Take from the material every line containing the string "Black" and copy it.

[Records supplied — start]

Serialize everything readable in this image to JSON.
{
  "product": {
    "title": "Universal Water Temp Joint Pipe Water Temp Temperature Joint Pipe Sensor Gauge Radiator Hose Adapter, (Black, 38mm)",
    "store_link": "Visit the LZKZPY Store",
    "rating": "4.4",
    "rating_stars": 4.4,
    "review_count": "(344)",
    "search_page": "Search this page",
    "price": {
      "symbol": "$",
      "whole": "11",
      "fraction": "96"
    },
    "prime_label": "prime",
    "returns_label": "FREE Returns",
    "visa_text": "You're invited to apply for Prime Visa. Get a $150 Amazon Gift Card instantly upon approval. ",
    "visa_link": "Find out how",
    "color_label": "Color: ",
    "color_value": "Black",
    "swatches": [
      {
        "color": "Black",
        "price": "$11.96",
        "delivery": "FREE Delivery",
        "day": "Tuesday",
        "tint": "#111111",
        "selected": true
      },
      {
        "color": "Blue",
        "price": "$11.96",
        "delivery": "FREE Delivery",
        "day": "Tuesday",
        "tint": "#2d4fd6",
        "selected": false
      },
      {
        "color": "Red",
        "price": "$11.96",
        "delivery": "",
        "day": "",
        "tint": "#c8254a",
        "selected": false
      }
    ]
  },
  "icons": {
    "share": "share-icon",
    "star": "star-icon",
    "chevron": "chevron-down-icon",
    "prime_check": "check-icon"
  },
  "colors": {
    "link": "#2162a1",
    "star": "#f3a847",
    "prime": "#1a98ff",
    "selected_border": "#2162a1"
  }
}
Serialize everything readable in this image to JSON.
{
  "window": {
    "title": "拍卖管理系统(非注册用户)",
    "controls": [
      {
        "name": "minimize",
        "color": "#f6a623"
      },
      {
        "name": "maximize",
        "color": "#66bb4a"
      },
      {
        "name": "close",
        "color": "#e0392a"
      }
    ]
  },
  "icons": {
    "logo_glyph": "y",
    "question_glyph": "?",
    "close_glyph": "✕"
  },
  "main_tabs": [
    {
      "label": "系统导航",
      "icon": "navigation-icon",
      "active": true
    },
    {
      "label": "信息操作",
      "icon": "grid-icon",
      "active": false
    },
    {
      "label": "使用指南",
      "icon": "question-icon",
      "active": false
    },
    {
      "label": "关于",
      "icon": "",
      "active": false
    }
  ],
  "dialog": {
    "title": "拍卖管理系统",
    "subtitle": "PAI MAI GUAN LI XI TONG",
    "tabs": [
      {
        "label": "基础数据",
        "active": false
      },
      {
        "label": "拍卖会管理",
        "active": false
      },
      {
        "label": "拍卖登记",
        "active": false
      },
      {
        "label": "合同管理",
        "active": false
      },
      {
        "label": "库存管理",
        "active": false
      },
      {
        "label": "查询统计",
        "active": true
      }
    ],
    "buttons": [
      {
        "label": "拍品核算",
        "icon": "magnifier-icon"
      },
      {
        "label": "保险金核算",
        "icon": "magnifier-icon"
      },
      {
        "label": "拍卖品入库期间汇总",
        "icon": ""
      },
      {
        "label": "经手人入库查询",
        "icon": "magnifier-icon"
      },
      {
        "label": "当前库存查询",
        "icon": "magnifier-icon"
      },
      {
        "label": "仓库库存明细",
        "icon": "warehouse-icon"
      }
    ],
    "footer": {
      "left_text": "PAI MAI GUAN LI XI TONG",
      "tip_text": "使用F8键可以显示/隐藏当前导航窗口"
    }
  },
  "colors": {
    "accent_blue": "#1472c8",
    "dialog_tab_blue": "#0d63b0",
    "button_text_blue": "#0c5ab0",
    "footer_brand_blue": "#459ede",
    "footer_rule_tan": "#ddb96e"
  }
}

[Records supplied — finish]

▸ **Response to the task**
    "title": "Universal Water Temp Joint Pipe Water Temp Temperature Joint Pipe Sensor Gauge Radiator Hose Adapter, (Black, 38mm)",
    "color_value": "Black",
        "color": "Black",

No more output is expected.